Evil clowns haunted Megan’s dreams for years. Even though nobody ever said she was crazy, she knew they were all thinking it. With her life falling apart, she turns suicidal until a new therapist suggests the impossible: dreams are real. Nightmares are living, breathing predators, feeding off dreamer’s fears by exacting essence.
Most, of course, forget theirs as soon as they wake up. Megan is not so lucky. She is also not so powerless.
But is even a power nurtured in her dreams enough to fight off the horrors lurking just beyond the veil of sleep?
I had never thought clowns were creepy until I started reading this book. The horror elements were amazing, it makes me wish Wymore had written more of a horror than the fantasy I read. However, even the fantasy was great.
EXACTING ESSENCE reminds me of the movie INCEPTION. It is based on dreams with people who have certain abilities and who can change the dreamworld. The world in EXACTING ESSENCE is like ours, but in a dream. There are Realms, which are like A.U (Alternate Universes) to the dreamworld, and then there are dreams. The residents of the dreamworld are what you would think: creatures made from essence, known as Nightmares, and the people who live their day lives here and night lives in the dreamworld.
The world is intricate, not to mention the intricacy of the plot with the evil business people. What is great though is Wymore doesn’t just put all the information in there to confuse the reader. The reader learns through the viewpoint of Megan, a teenage girl learning what it means to dream, and through the views of Carrie Gretsch. With the different viewpoints, Wymore successfully keeps the reader going and gives them important information about the world.

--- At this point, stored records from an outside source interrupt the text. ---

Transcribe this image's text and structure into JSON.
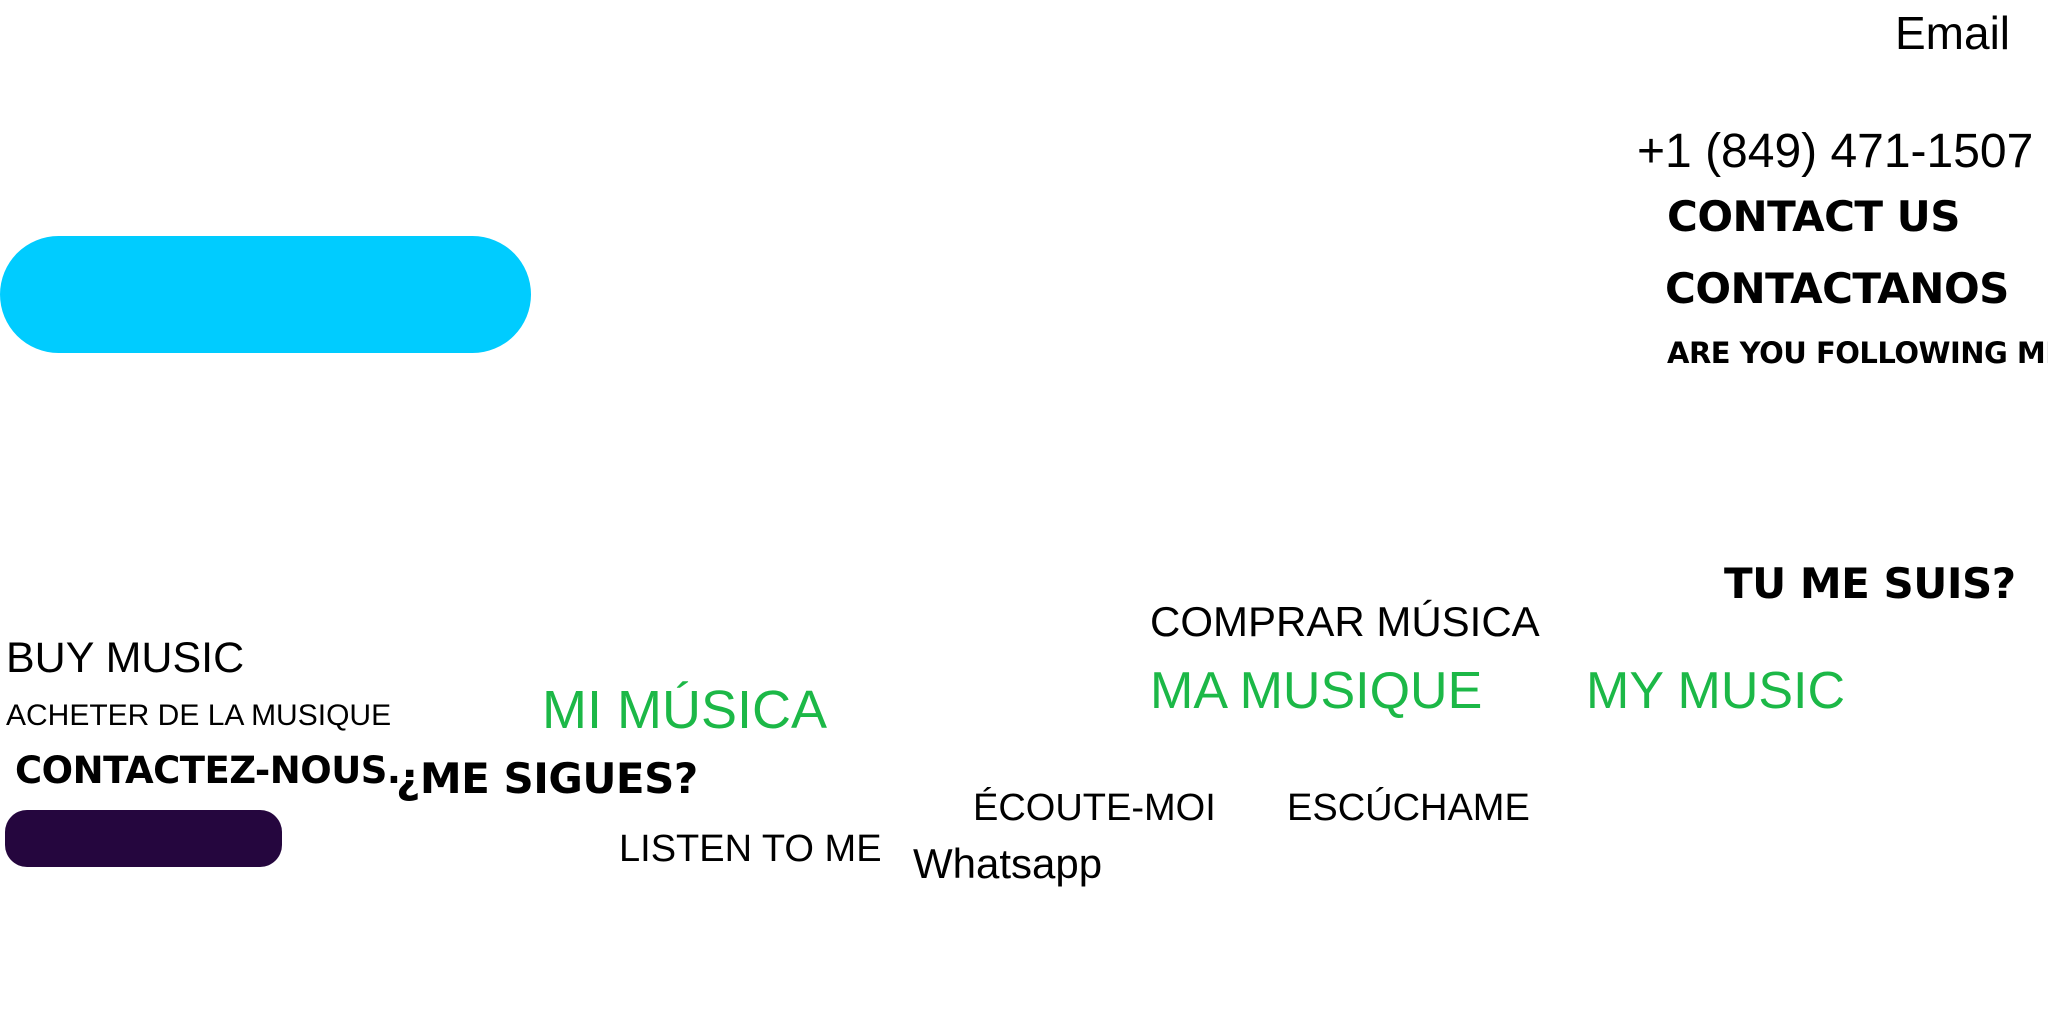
{
  "contact": {
    "email_label": "Email",
    "phone": "+1 (849) 471-1507",
    "contact_us": "CONTACT US",
    "contactanos": "CONTACTANOS",
    "are_you_following": "ARE YOU FOLLOWING ME?"
  },
  "colors": {
    "cyan_pill": "#00ccff",
    "navy_pill": "#25063e",
    "green_text": "#1cb847"
  },
  "music": {
    "tu_me_suis": "TU ME SUIS?",
    "comprar_musica": "COMPRAR MÚSICA",
    "ma_musique": "MA MUSIQUE",
    "my_music": "MY MUSIC",
    "buy_music": "BUY MUSIC",
    "acheter": "ACHETER DE LA MUSIQUE",
    "mi_musica": "MI MÚSICA"
  },
  "follow": {
    "contactez_nous": "CONTACTEZ-NOUS.",
    "me_sigues": "¿ME SIGUES?"
  },
  "listen": {
    "ecoute_moi": "ÉCOUTE-MOI",
    "escuchame": "ESCÚCHAME",
    "listen_to_me": "LISTEN TO ME",
    "whatsapp": "Whatsapp"
  }
}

When I first saw the cover and read the blurb, I was thinking Young Adult. It made sense. But, once I started reading, I saw that the book was more to the adult audience. It’s not that teens can’t read this or the content is too adult, the content is fine and teens would love this book. It is actually with the style of Wymore’s writing. In the case of judging a book by its cover, if you just push it aside because it looks like a YA book, you are missing out.
The story has an intricate world, evil business people, a giant ape named George (Furious George to be exact), a teenager trying to find herself, and a whole lot of action. It’s a fun read. You even see a minor character and learn his name once you get to the end of the book (that may sound messed up, but Wymore did it wonderfully). You know what makes this book better? A sequel. And guess what? He’s planning on that too.